** Opening PROVIDED MATERIAL block **
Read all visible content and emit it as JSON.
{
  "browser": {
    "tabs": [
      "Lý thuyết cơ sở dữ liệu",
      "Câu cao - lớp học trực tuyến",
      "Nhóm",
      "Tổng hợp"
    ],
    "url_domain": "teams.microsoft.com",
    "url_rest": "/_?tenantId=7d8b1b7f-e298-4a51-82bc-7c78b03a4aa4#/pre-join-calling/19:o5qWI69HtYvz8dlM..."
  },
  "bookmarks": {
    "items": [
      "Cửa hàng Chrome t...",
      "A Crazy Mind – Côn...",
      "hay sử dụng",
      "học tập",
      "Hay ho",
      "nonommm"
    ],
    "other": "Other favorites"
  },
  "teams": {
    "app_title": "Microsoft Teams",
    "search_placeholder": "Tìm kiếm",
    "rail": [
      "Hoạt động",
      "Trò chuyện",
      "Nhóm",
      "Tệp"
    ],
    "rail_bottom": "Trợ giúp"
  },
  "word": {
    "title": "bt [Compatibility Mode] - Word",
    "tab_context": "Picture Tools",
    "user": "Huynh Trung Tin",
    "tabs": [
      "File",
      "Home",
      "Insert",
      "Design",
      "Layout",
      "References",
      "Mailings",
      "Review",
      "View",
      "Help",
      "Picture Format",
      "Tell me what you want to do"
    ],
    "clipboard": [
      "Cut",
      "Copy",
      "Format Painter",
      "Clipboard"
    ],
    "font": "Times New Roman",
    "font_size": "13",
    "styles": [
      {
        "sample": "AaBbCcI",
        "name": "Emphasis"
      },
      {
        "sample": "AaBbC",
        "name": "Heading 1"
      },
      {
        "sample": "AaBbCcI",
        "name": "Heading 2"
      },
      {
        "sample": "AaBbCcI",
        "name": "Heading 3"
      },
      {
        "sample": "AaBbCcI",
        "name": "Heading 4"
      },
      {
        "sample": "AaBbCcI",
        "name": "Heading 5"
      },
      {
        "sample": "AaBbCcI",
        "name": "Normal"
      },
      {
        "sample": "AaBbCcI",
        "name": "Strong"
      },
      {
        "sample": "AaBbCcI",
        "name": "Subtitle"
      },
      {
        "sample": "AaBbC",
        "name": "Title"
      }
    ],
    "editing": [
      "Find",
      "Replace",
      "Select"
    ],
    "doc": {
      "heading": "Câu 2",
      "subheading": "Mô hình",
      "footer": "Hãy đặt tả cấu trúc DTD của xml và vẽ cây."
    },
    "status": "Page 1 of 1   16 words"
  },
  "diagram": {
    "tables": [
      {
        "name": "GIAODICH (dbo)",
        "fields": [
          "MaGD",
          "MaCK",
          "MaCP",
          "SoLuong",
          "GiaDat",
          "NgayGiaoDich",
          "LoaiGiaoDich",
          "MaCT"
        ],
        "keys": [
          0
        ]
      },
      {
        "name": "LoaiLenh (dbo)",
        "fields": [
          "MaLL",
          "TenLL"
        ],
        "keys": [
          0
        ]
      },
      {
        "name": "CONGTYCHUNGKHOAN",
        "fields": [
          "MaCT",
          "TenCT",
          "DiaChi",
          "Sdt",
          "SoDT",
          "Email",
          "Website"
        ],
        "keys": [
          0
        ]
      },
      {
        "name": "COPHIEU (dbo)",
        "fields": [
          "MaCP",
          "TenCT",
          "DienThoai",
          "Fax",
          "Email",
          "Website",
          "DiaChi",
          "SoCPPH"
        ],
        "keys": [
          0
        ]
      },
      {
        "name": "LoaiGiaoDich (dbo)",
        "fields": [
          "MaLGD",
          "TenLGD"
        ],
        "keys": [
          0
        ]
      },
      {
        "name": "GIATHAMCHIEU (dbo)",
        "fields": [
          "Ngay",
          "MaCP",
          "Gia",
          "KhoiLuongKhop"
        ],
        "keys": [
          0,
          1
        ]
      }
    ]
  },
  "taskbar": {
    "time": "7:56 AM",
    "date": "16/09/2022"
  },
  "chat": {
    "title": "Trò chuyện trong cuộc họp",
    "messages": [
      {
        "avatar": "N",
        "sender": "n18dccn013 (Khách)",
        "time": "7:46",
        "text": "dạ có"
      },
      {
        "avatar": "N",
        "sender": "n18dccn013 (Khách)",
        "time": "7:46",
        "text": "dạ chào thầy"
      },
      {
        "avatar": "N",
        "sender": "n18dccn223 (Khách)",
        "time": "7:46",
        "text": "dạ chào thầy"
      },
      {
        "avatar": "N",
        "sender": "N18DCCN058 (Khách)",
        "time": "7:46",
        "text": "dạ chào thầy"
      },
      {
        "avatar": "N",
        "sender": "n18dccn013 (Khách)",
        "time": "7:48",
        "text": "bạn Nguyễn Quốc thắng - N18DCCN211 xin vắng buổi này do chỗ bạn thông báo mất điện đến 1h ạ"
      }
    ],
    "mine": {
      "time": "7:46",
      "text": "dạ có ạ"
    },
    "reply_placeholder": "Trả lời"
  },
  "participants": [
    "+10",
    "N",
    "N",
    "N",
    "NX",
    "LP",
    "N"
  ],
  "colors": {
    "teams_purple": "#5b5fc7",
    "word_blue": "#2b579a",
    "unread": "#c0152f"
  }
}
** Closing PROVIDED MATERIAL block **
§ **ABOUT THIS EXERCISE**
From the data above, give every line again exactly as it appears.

§ **RESULT BELOW**
Read all visible content and emit it as JSON.
{
  "browser": {
    "tabs": [
      "Lý thuyết cơ sở dữ liệu",
      "Câu cao - lớp học trực tuyến",
      "Nhóm",
      "Tổng hợp"
    ],
    "url_domain": "teams.microsoft.com",
    "url_rest": "/_?tenantId=7d8b1b7f-e298-4a51-82bc-7c78b03a4aa4#/pre-join-calling/19:o5qWI69HtYvz8dlM..."
  },
  "bookmarks": {
    "items": [
      "Cửa hàng Chrome t...",
      "A Crazy Mind – Côn...",
      "hay sử dụng",
      "học tập",
      "Hay ho",
      "nonommm"
    ],
    "other": "Other favorites"
  },
  "teams": {
    "app_title": "Microsoft Teams",
    "search_placeholder": "Tìm kiếm",
    "rail": [
      "Hoạt động",
      "Trò chuyện",
      "Nhóm",
      "Tệp"
    ],
    "rail_bottom": "Trợ giúp"
  },
  "word": {
    "title": "bt [Compatibility Mode] - Word",
    "tab_context": "Picture Tools",
    "user": "Huynh Trung Tin",
    "tabs": [
      "File",
      "Home",
      "Insert",
      "Design",
      "Layout",
      "References",
      "Mailings",
      "Review",
      "View",
      "Help",
      "Picture Format",
      "Tell me what you want to do"
    ],
    "clipboard": [
      "Cut",
      "Copy",
      "Format Painter",
      "Clipboard"
    ],
    "font": "Times New Roman",
    "font_size": "13",
    "styles": [
      {
        "sample": "AaBbCcI",
        "name": "Emphasis"
      },
      {
        "sample": "AaBbC",
        "name": "Heading 1"
      },
      {
        "sample": "AaBbCcI",
        "name": "Heading 2"
      },
      {
        "sample": "AaBbCcI",
        "name": "Heading 3"
      },
      {
        "sample": "AaBbCcI",
        "name": "Heading 4"
      },
      {
        "sample": "AaBbCcI",
        "name": "Heading 5"
      },
      {
        "sample": "AaBbCcI",
        "name": "Normal"
      },
      {
        "sample": "AaBbCcI",
        "name": "Strong"
      },
      {
        "sample": "AaBbCcI",
        "name": "Subtitle"
      },
      {
        "sample": "AaBbC",
        "name": "Title"
      }
    ],
    "editing": [
      "Find",
      "Replace",
      "Select"
    ],
    "doc": {
      "heading": "Câu 2",
      "subheading": "Mô hình",
      "footer": "Hãy đặt tả cấu trúc DTD của xml và vẽ cây."
    },
    "status": "Page 1 of 1   16 words"
  },
  "diagram": {
    "tables": [
      {
        "name": "GIAODICH (dbo)",
        "fields": [
          "MaGD",
          "MaCK",
          "MaCP",
          "SoLuong",
          "GiaDat",
          "NgayGiaoDich",
          "LoaiGiaoDich",
          "MaCT"
        ],
        "keys": [
          0
        ]
      },
      {
        "name": "LoaiLenh (dbo)",
        "fields": [
          "MaLL",
          "TenLL"
        ],
        "keys": [
          0
        ]
      },
      {
        "name": "CONGTYCHUNGKHOAN",
        "fields": [
          "MaCT",
          "TenCT",
          "DiaChi",
          "Sdt",
          "SoDT",
          "Email",
          "Website"
        ],
        "keys": [
          0
        ]
      },
      {
        "name": "COPHIEU (dbo)",
        "fields": [
          "MaCP",
          "TenCT",
          "DienThoai",
          "Fax",
          "Email",
          "Website",
          "DiaChi",
          "SoCPPH"
        ],
        "keys": [
          0
        ]
      },
      {
        "name": "LoaiGiaoDich (dbo)",
        "fields": [
          "MaLGD",
          "TenLGD"
        ],
        "keys": [
          0
        ]
      },
      {
        "name": "GIATHAMCHIEU (dbo)",
        "fields": [
          "Ngay",
          "MaCP",
          "Gia",
          "KhoiLuongKhop"
        ],
        "keys": [
          0,
          1
        ]
      }
    ]
  },
  "taskbar": {
    "time": "7:56 AM",
    "date": "16/09/2022"
  },
  "chat": {
    "title": "Trò chuyện trong cuộc họp",
    "messages": [
      {
        "avatar": "N",
        "sender": "n18dccn013 (Khách)",
        "time": "7:46",
        "text": "dạ có"
      },
      {
        "avatar": "N",
        "sender": "n18dccn013 (Khách)",
        "time": "7:46",
        "text": "dạ chào thầy"
      },
      {
        "avatar": "N",
        "sender": "n18dccn223 (Khách)",
        "time": "7:46",
        "text": "dạ chào thầy"
      },
      {
        "avatar": "N",
        "sender": "N18DCCN058 (Khách)",
        "time": "7:46",
        "text": "dạ chào thầy"
      },
      {
        "avatar": "N",
        "sender": "n18dccn013 (Khách)",
        "time": "7:48",
        "text": "bạn Nguyễn Quốc thắng - N18DCCN211 xin vắng buổi này do chỗ bạn thông báo mất điện đến 1h ạ"
      }
    ],
    "mine": {
      "time": "7:46",
      "text": "dạ có ạ"
    },
    "reply_placeholder": "Trả lời"
  },
  "participants": [
    "+10",
    "N",
    "N",
    "N",
    "NX",
    "LP",
    "N"
  ],
  "colors": {
    "teams_purple": "#5b5fc7",
    "word_blue": "#2b579a",
    "unread": "#c0152f"
  }
}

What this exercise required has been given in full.